ALBUM REVIEW: “Breaks in the Armor” by Crooked Fingers
Take what you love from the music of Glenn Hansard, Kings of Convenience, and Johnny Cash, roll them into one guy’s sincere songwriting and you’ve got Crooked Fingers‘ Breaks in the Armor. The songwriting is filled with solemnity, but not to the point of misery and the music is filled with passion, but not to the point of zeal. The way Eric Bachmann, the man behind Crooked Fingers, sings his 11 tracks expose in an obvious manner that these songs really matter to him.
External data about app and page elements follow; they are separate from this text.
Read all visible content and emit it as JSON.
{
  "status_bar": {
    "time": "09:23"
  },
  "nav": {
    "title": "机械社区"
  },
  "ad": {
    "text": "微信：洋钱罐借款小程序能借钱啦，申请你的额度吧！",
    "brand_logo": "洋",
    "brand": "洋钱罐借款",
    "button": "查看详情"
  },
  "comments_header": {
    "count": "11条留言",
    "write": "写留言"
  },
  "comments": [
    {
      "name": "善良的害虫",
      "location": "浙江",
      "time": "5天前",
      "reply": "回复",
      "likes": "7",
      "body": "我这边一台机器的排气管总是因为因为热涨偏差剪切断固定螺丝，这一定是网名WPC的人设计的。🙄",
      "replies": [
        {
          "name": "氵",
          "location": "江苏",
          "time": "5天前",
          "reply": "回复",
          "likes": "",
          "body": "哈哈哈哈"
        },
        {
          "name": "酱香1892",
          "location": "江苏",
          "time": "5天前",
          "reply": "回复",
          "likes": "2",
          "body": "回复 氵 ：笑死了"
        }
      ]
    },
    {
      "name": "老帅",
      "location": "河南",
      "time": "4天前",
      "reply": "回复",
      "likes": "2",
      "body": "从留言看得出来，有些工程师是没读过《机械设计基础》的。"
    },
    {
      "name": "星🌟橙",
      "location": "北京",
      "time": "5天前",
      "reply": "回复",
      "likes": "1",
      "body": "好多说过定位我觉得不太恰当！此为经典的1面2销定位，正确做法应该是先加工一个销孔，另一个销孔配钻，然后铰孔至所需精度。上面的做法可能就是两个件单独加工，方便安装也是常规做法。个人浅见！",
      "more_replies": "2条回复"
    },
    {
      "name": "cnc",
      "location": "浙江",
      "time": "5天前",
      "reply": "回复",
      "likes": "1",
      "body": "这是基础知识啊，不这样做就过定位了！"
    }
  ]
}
Not that his past music didn’t matter, but if we take a trip down discography lane for a moment we learn that Eric Bachmann has dabbled in and out of music in the last two decades. He was one of four members of Archers of Loaf with whom he released four albums in the ’90s, then he started Crooked Fingers as whom he recorded a slew of LPs and EPs, then he took a break to do a self-released solo album, then he quit music altogether to teach English in Taipei, and then he quit teaching altogether to go back to music. With this last career swap, there’s no doubt that music has new value to Bachmann.
On “The Hatchet” he sings, “I’m leaving my friend, it’s hitting me now. If I loved you before, I could love you again.” Certainly, listening to Bachmann’s latests songs like “Went to the City” or “Typhoon” from his sixth full length as Crooked Fingers, we can listen assured that Bachmann loves music again.